(Task goal) Tally the lines of the entries in which the string "title" occurs, and say only how many.

(Data records)
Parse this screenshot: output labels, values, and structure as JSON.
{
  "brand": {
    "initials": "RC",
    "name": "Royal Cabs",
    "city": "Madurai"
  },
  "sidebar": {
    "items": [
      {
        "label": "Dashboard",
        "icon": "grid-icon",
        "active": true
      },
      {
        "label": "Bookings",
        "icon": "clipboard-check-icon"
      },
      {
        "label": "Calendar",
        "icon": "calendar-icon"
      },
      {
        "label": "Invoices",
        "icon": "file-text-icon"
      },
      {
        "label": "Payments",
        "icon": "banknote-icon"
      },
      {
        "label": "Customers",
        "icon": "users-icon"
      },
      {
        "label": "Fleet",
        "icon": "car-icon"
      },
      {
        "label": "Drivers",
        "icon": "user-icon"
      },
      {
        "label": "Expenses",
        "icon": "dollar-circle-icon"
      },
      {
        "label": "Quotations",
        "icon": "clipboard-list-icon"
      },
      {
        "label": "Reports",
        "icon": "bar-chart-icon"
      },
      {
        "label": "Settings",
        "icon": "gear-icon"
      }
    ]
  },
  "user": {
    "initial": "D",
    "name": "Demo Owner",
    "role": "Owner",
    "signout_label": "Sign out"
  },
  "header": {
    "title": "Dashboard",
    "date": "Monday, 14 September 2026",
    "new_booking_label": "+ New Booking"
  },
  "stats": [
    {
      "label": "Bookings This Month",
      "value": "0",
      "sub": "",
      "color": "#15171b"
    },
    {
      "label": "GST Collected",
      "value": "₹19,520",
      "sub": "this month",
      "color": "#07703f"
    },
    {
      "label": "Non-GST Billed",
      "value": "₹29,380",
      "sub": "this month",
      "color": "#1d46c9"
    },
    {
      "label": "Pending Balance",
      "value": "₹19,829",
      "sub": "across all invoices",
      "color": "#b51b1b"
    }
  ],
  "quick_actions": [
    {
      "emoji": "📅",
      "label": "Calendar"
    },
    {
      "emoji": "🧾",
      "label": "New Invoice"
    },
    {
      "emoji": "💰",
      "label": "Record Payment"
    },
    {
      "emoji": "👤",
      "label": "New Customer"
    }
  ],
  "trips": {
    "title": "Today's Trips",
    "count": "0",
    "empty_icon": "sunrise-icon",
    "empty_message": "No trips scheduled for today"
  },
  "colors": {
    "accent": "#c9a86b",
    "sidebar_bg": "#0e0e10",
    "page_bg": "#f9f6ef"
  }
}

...

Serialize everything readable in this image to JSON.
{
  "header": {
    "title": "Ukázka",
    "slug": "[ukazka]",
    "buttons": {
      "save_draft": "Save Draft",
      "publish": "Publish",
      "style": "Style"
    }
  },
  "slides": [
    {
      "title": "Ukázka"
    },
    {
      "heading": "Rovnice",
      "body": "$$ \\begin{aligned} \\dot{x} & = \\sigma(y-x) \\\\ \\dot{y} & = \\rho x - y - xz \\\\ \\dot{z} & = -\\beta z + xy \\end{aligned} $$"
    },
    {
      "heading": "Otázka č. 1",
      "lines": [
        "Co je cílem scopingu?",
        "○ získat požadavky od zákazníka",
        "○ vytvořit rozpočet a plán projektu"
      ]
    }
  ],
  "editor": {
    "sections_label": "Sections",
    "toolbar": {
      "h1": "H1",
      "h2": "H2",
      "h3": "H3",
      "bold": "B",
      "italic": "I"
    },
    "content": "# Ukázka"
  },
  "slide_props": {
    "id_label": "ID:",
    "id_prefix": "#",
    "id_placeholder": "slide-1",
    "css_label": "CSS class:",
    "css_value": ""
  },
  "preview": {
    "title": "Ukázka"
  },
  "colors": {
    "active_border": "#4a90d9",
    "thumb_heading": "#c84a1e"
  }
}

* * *

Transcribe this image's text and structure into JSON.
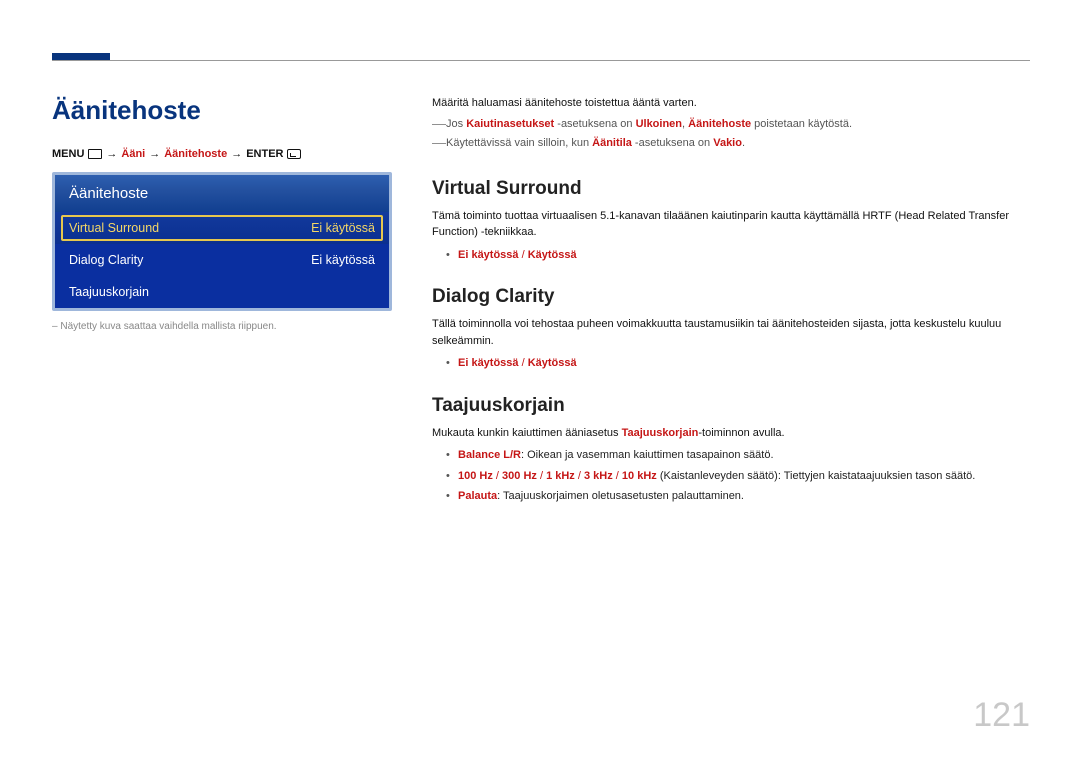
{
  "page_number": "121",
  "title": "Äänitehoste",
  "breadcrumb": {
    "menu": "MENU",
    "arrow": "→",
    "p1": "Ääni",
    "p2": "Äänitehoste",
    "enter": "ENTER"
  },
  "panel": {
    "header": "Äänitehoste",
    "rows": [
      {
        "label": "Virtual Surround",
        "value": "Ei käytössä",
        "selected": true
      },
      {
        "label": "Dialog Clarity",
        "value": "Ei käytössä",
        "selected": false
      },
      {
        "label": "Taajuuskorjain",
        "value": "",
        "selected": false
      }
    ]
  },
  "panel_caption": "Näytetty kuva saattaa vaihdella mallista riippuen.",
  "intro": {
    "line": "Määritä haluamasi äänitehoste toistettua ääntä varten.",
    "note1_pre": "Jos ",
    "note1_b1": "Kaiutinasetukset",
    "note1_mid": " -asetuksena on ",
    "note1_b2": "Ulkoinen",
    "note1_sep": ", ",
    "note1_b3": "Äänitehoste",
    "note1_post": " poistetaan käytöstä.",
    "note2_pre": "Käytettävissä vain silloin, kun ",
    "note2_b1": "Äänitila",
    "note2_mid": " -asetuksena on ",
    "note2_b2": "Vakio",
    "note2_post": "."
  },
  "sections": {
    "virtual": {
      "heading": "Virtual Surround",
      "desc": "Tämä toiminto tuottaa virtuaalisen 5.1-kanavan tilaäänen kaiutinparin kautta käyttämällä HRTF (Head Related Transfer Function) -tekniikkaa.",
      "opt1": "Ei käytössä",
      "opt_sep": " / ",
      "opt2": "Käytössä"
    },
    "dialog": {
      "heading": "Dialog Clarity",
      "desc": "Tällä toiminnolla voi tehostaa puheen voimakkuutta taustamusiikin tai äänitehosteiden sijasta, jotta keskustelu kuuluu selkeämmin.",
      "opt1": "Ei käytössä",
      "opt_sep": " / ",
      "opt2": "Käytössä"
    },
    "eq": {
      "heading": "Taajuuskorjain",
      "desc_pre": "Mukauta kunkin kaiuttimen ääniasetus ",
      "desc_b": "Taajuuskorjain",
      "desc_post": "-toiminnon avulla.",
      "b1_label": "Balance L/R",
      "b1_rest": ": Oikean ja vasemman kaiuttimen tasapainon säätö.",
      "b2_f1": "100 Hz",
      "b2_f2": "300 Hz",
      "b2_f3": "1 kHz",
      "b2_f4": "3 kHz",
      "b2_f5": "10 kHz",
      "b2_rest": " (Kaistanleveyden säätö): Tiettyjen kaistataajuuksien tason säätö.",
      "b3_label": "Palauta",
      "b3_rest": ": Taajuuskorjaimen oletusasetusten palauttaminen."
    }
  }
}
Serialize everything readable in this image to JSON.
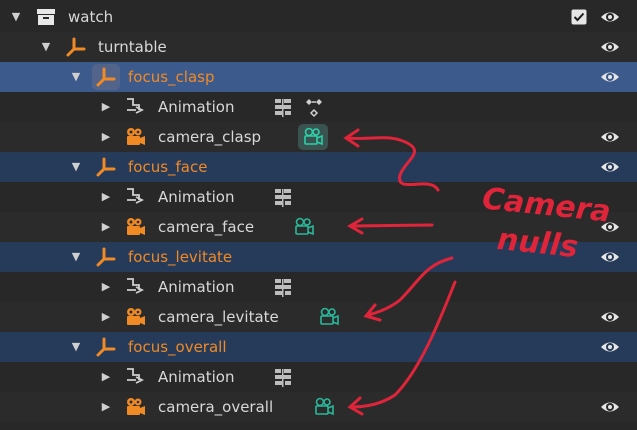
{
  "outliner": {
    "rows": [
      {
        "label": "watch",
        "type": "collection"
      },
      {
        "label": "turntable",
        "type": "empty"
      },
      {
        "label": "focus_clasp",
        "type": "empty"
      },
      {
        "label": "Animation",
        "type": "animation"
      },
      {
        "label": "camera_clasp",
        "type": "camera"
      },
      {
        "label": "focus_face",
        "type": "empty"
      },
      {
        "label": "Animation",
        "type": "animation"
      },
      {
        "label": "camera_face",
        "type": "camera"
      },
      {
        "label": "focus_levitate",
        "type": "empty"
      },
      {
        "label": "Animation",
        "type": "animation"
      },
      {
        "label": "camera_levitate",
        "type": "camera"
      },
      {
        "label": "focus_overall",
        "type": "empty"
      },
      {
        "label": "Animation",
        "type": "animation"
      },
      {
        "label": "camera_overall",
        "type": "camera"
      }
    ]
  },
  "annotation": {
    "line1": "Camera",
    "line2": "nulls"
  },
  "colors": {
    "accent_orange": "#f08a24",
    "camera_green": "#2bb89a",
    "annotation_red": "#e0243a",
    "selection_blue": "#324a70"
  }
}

(Result for this task) 6